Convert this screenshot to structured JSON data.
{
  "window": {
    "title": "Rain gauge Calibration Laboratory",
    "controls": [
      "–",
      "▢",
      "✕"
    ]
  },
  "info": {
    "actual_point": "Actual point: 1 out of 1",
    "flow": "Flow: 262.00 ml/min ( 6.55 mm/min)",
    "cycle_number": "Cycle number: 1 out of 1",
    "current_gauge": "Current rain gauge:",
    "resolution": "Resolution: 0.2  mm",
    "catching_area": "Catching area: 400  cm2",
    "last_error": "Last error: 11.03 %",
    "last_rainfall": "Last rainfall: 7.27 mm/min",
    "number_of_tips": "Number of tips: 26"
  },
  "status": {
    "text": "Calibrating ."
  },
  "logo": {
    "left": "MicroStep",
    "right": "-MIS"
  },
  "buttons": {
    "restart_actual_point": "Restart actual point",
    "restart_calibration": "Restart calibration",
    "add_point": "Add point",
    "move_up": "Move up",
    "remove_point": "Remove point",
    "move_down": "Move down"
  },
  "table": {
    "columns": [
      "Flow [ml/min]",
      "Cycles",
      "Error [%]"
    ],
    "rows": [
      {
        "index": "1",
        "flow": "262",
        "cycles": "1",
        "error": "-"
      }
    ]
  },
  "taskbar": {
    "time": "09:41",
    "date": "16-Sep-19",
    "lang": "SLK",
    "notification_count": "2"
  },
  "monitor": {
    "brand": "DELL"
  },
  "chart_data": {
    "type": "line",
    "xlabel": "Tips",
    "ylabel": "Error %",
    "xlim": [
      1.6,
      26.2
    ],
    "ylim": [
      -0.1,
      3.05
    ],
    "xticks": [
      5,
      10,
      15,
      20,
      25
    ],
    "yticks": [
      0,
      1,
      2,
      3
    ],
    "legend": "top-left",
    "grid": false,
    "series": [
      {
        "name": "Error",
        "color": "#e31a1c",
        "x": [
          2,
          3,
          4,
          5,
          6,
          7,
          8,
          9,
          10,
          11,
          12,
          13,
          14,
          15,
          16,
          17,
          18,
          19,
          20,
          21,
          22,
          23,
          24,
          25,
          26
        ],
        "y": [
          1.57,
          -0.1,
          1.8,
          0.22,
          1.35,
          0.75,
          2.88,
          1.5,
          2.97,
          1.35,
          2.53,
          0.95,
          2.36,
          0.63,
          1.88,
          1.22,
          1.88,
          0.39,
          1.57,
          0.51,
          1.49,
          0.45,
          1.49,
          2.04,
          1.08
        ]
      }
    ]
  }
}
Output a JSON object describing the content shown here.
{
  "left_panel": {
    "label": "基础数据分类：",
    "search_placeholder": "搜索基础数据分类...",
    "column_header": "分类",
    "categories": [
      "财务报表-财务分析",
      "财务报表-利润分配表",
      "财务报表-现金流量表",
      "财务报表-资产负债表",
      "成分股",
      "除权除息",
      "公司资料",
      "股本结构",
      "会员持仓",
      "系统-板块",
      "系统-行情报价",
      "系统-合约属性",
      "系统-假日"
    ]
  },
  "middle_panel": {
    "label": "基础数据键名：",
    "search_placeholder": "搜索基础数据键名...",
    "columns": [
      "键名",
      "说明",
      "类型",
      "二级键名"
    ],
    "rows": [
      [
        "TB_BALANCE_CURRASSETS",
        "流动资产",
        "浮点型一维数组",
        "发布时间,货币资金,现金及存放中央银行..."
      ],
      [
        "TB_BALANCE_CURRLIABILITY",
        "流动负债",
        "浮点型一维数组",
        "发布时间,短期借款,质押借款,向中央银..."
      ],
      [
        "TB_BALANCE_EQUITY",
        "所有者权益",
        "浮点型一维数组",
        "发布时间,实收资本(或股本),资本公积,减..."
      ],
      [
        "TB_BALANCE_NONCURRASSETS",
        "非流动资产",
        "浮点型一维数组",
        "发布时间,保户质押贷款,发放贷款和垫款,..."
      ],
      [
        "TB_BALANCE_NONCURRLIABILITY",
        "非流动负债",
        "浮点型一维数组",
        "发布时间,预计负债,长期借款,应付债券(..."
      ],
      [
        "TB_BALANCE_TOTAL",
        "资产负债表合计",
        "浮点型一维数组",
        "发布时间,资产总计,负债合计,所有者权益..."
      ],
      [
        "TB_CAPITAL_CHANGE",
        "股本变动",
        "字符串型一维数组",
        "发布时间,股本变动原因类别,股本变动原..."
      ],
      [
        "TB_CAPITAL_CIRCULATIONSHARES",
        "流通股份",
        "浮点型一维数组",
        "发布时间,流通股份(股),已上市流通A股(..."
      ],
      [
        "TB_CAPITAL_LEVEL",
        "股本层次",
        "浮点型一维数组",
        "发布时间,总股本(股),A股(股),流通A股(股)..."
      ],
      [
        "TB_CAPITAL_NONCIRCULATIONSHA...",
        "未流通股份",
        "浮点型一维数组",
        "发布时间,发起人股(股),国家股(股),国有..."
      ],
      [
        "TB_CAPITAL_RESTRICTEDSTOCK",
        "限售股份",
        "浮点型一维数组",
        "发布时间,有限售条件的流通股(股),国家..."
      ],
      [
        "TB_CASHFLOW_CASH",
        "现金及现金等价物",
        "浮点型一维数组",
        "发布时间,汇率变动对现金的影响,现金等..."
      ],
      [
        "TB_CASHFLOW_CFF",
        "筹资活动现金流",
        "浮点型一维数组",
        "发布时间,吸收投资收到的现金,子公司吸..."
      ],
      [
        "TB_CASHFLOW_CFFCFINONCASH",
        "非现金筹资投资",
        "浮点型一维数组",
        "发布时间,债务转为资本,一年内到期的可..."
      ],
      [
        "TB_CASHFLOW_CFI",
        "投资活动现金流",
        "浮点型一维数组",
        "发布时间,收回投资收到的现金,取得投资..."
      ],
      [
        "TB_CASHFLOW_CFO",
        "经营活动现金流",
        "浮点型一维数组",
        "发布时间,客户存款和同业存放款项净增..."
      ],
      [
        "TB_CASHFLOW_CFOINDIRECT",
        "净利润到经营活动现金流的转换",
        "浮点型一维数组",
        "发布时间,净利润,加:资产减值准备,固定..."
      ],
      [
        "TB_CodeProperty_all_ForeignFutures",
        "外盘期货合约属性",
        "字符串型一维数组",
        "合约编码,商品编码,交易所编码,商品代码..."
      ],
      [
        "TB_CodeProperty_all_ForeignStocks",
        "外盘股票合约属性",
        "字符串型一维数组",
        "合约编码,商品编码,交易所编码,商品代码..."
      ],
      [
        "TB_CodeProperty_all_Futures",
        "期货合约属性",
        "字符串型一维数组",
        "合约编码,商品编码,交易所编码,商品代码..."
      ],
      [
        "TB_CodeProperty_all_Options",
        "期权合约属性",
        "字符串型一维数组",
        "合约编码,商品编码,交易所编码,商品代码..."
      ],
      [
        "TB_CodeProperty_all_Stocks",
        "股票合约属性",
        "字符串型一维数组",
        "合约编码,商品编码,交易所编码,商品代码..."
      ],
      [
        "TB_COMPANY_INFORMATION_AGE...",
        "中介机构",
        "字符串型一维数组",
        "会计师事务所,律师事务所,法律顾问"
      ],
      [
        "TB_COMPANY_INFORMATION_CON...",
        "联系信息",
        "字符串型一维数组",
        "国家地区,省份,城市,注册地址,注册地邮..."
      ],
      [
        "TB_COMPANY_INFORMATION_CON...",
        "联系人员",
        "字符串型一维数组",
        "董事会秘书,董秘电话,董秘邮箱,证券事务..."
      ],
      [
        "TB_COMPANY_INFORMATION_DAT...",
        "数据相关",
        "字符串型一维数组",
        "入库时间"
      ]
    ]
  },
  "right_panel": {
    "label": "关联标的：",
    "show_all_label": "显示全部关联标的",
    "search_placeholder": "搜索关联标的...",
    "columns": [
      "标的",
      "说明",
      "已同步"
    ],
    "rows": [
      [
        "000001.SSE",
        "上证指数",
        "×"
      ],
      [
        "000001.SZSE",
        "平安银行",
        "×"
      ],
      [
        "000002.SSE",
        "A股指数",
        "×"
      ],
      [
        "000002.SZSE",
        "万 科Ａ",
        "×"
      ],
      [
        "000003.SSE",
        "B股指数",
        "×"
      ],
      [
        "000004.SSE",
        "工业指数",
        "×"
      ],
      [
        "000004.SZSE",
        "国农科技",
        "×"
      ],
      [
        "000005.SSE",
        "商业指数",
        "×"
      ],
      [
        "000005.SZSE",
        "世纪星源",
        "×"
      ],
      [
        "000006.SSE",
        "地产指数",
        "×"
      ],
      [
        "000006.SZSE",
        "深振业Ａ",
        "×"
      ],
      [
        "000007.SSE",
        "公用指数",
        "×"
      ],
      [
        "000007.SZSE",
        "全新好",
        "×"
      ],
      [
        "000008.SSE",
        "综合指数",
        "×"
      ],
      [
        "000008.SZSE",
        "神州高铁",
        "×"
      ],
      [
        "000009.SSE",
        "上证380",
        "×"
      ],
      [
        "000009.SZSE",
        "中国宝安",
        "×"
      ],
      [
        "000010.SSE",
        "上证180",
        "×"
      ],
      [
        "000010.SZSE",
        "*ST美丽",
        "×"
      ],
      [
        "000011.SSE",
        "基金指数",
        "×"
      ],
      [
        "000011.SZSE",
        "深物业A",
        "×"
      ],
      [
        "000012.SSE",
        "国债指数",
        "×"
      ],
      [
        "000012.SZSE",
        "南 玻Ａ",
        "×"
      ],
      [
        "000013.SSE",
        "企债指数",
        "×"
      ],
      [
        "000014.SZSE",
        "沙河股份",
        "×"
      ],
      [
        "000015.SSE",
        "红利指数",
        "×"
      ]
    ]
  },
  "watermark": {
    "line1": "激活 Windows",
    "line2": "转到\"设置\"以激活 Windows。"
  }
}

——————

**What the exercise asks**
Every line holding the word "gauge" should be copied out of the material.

**Answer to this exercise**
    "title": "Rain gauge Calibration Laboratory",
    "current_gauge": "Current rain gauge:",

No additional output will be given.